_Your instructions_:
Look through the lines below and extract any with the word "true".

_Source data_:

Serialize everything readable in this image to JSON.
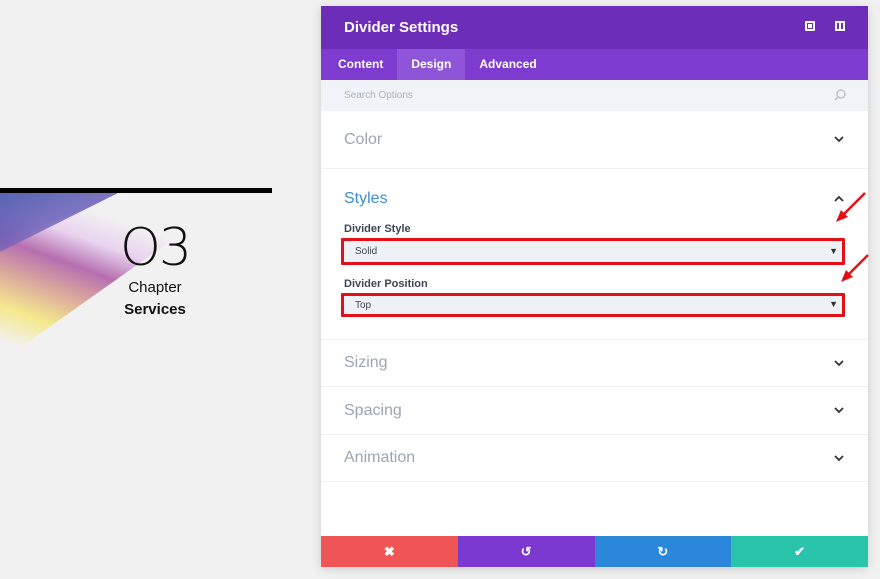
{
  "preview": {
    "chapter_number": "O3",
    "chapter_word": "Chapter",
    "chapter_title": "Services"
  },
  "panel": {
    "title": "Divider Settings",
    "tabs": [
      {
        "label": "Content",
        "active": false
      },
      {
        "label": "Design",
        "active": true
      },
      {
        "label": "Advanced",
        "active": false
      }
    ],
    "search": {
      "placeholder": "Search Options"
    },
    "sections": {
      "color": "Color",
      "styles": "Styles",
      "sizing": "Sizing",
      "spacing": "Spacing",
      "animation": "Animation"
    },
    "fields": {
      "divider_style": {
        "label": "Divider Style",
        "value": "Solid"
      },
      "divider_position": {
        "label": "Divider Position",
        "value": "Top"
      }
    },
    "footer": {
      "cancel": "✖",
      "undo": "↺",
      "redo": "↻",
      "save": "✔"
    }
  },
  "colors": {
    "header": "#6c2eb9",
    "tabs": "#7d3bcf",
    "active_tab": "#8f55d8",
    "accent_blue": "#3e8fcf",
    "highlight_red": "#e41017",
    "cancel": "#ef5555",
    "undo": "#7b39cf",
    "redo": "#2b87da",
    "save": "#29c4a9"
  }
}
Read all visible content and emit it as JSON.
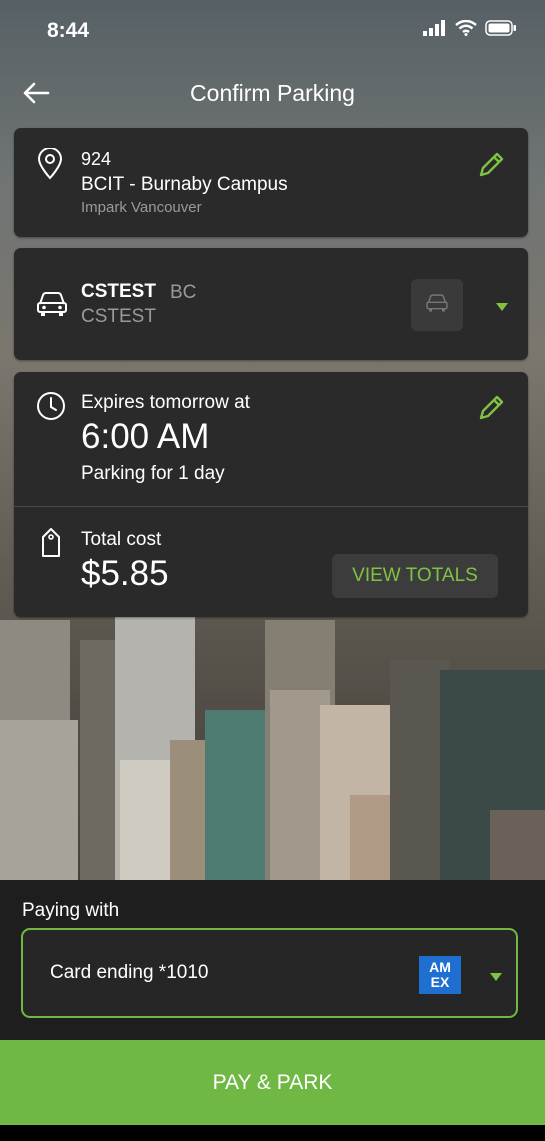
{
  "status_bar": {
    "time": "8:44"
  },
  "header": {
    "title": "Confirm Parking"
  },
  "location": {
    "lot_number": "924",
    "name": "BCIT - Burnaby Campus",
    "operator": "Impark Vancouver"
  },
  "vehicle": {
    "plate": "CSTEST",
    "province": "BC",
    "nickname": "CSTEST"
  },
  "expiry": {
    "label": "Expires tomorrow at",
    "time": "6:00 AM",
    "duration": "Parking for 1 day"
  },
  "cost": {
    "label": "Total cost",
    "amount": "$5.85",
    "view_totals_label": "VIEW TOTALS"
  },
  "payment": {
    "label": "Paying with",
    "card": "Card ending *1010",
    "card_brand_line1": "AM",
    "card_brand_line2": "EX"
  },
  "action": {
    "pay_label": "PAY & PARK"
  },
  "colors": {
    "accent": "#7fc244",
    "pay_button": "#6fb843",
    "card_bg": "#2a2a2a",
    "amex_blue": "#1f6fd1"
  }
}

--

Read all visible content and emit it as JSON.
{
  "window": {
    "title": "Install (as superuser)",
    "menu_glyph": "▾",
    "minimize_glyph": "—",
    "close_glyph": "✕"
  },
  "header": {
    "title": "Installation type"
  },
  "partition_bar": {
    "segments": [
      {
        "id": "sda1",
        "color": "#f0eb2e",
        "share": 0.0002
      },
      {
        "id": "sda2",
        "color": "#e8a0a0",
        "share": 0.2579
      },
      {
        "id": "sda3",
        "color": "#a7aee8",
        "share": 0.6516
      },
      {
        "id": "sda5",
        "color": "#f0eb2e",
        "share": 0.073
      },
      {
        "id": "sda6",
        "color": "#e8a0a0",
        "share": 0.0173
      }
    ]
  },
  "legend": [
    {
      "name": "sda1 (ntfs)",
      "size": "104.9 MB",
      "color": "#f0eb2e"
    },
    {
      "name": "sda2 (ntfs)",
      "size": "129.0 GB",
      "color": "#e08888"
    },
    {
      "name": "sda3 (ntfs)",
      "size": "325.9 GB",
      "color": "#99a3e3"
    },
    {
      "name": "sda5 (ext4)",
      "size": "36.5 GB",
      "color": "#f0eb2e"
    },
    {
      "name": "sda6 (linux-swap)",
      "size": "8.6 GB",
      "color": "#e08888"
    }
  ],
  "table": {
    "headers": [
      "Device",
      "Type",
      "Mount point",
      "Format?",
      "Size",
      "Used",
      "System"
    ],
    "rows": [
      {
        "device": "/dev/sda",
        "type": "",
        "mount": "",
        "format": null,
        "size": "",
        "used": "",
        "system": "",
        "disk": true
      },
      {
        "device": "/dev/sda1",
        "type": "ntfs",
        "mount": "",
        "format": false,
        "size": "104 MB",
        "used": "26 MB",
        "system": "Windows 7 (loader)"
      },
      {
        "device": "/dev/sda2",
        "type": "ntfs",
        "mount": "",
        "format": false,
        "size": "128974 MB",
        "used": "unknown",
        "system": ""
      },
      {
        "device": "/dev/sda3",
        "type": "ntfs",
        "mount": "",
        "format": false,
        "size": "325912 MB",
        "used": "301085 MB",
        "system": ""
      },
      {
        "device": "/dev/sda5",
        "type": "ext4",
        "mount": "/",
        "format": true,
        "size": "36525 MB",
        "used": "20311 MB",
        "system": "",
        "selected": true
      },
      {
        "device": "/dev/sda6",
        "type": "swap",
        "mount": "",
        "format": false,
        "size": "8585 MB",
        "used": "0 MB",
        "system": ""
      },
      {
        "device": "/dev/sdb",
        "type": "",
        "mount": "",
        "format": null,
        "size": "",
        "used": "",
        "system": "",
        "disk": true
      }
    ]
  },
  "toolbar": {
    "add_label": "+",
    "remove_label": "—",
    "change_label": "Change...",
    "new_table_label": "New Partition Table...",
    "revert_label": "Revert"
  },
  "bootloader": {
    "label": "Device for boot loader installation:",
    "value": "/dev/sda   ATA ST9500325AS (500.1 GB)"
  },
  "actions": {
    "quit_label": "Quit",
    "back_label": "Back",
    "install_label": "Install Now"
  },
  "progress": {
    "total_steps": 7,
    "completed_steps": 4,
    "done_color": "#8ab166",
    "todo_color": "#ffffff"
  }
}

_Output for this exercise_:
        "active": true
        "disk": true
        "format": true,
        "selected": true
        "disk": true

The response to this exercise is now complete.